# [TASK TO CARRY OUT]
Any picture in the records below stays out; return everything else exactly.

# [STUDY MATERIAL]

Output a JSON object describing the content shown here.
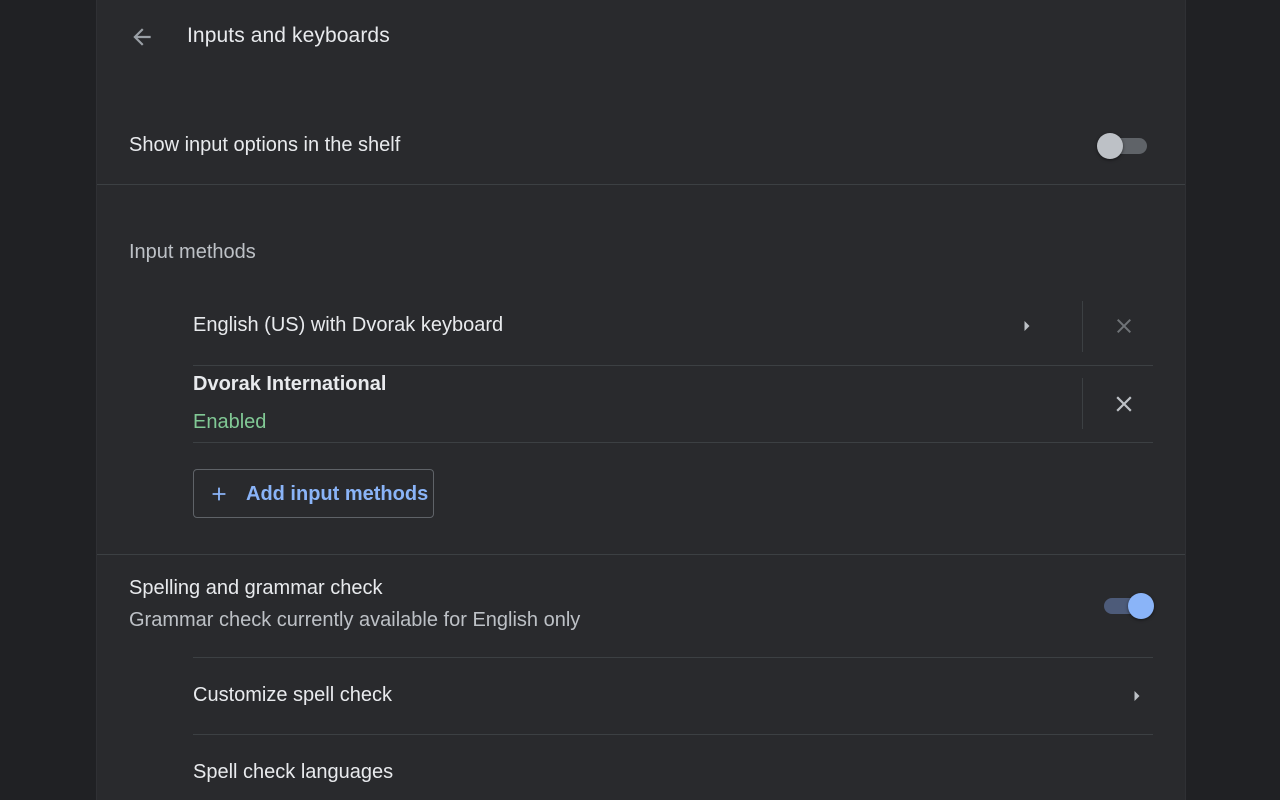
{
  "header": {
    "title": "Inputs and keyboards",
    "back_icon": "arrow-back-icon"
  },
  "shelf_option": {
    "label": "Show input options in the shelf",
    "toggle_state": "off"
  },
  "input_methods": {
    "section_title": "Input methods",
    "items": [
      {
        "name": "English (US) with Dvorak keyboard",
        "status": "",
        "has_submenu": true,
        "remove_enabled": false
      },
      {
        "name": "Dvorak International",
        "status": "Enabled",
        "has_submenu": false,
        "remove_enabled": true
      }
    ],
    "add_button_label": "Add input methods"
  },
  "spell_check": {
    "label": "Spelling and grammar check",
    "sublabel": "Grammar check currently available for English only",
    "toggle_state": "on",
    "items": [
      {
        "label": "Customize spell check",
        "has_submenu": true
      },
      {
        "label": "Spell check languages",
        "has_submenu": false
      }
    ]
  },
  "colors": {
    "background": "#202124",
    "panel": "#292a2d",
    "accent": "#8ab4f8",
    "enabled_status": "#81c995"
  }
}
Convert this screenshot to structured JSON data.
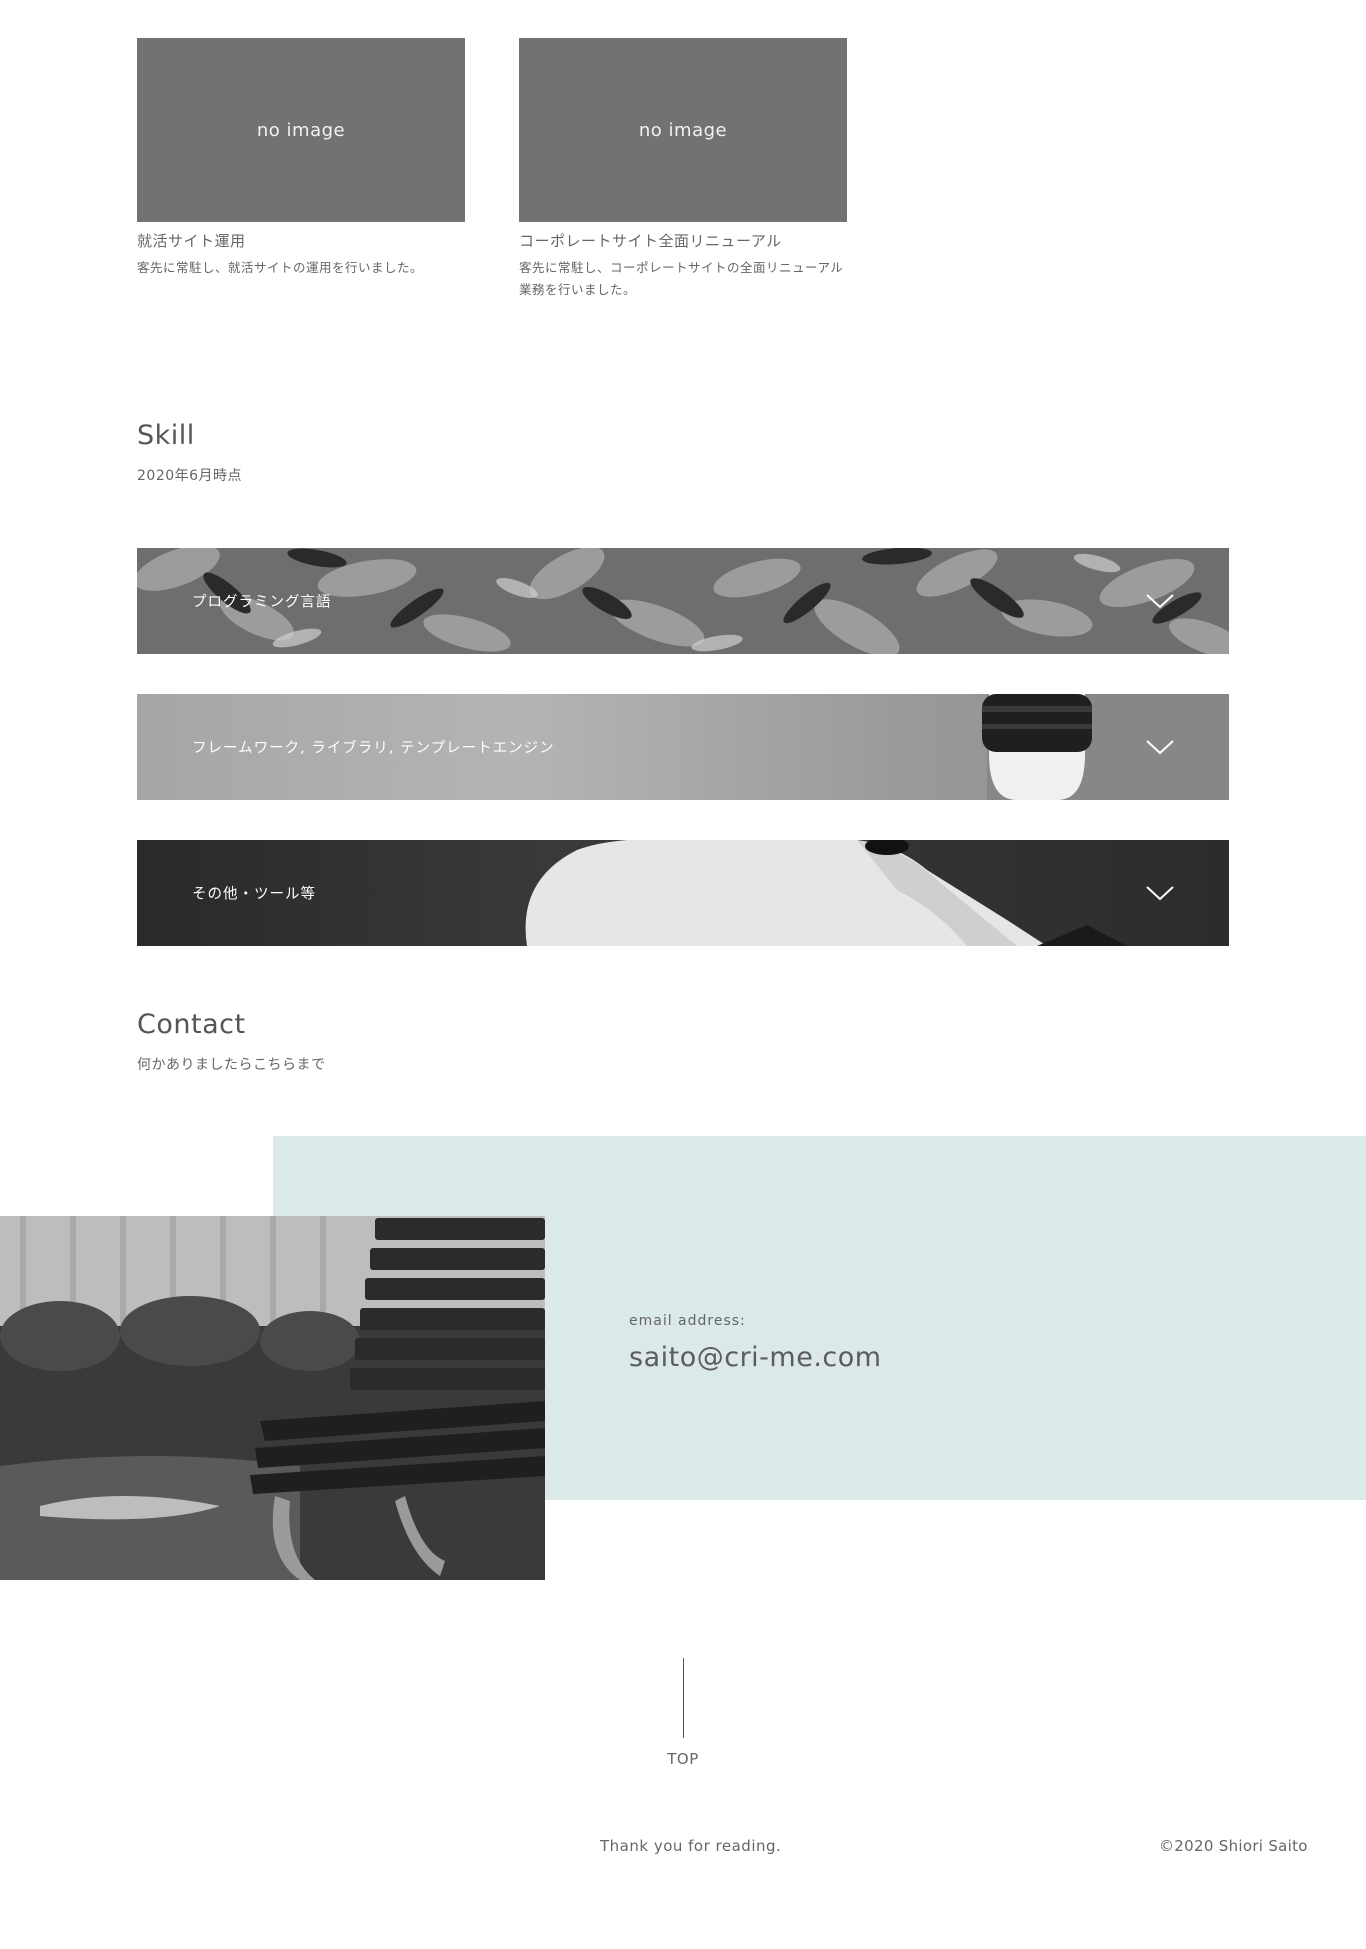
{
  "works": [
    {
      "thumb_text": "no image",
      "title": "就活サイト運用",
      "desc": "客先に常駐し、就活サイトの運用を行いました。"
    },
    {
      "thumb_text": "no image",
      "title": "コーポレートサイト全面リニューアル",
      "desc": "客先に常駐し、コーポレートサイトの全面リニューアル業務を行いました。"
    }
  ],
  "skill": {
    "title": "Skill",
    "subtitle": "2020年6月時点",
    "items": [
      {
        "label": "プログラミング言語",
        "icon": "chevron-down-icon"
      },
      {
        "label": "フレームワーク, ライブラリ, テンプレートエンジン",
        "icon": "chevron-down-icon"
      },
      {
        "label": "その他・ツール等",
        "icon": "chevron-down-icon"
      }
    ]
  },
  "contact": {
    "title": "Contact",
    "subtitle": "何かありましたらこちらまで",
    "email_label": "email address:",
    "email": "saito@cri-me.com"
  },
  "footer": {
    "top_label": "TOP",
    "thanks": "Thank you for reading.",
    "copyright": "©2020 Shiori Saito"
  },
  "colors": {
    "thumb_gray": "#727272",
    "contact_bg": "#dbe9e9",
    "text": "#555555"
  }
}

# [ANSWER FOR THE TASK]
Output a JSON object describing the content shown here.
{
  "header": {
    "title": "Inputs and keyboards",
    "back_icon": "arrow-back-icon"
  },
  "shelf_option": {
    "label": "Show input options in the shelf",
    "toggle_state": "off"
  },
  "input_methods": {
    "section_title": "Input methods",
    "items": [
      {
        "name": "English (US) with Dvorak keyboard",
        "status": "",
        "has_submenu": true,
        "remove_enabled": false
      },
      {
        "name": "Dvorak International",
        "status": "Enabled",
        "has_submenu": false,
        "remove_enabled": true
      }
    ],
    "add_button_label": "Add input methods"
  },
  "spell_check": {
    "label": "Spelling and grammar check",
    "sublabel": "Grammar check currently available for English only",
    "toggle_state": "on",
    "items": [
      {
        "label": "Customize spell check",
        "has_submenu": true
      },
      {
        "label": "Spell check languages",
        "has_submenu": false
      }
    ]
  },
  "colors": {
    "background": "#202124",
    "panel": "#292a2d",
    "accent": "#8ab4f8",
    "enabled_status": "#81c995"
  }
}
Convert this screenshot to structured JSON data.
{
  "works": [
    {
      "thumb_text": "no image",
      "title": "就活サイト運用",
      "desc": "客先に常駐し、就活サイトの運用を行いました。"
    },
    {
      "thumb_text": "no image",
      "title": "コーポレートサイト全面リニューアル",
      "desc": "客先に常駐し、コーポレートサイトの全面リニューアル業務を行いました。"
    }
  ],
  "skill": {
    "title": "Skill",
    "subtitle": "2020年6月時点",
    "items": [
      {
        "label": "プログラミング言語",
        "icon": "chevron-down-icon"
      },
      {
        "label": "フレームワーク, ライブラリ, テンプレートエンジン",
        "icon": "chevron-down-icon"
      },
      {
        "label": "その他・ツール等",
        "icon": "chevron-down-icon"
      }
    ]
  },
  "contact": {
    "title": "Contact",
    "subtitle": "何かありましたらこちらまで",
    "email_label": "email address:",
    "email": "saito@cri-me.com"
  },
  "footer": {
    "top_label": "TOP",
    "thanks": "Thank you for reading.",
    "copyright": "©2020 Shiori Saito"
  },
  "colors": {
    "thumb_gray": "#727272",
    "contact_bg": "#dbe9e9",
    "text": "#555555"
  }
}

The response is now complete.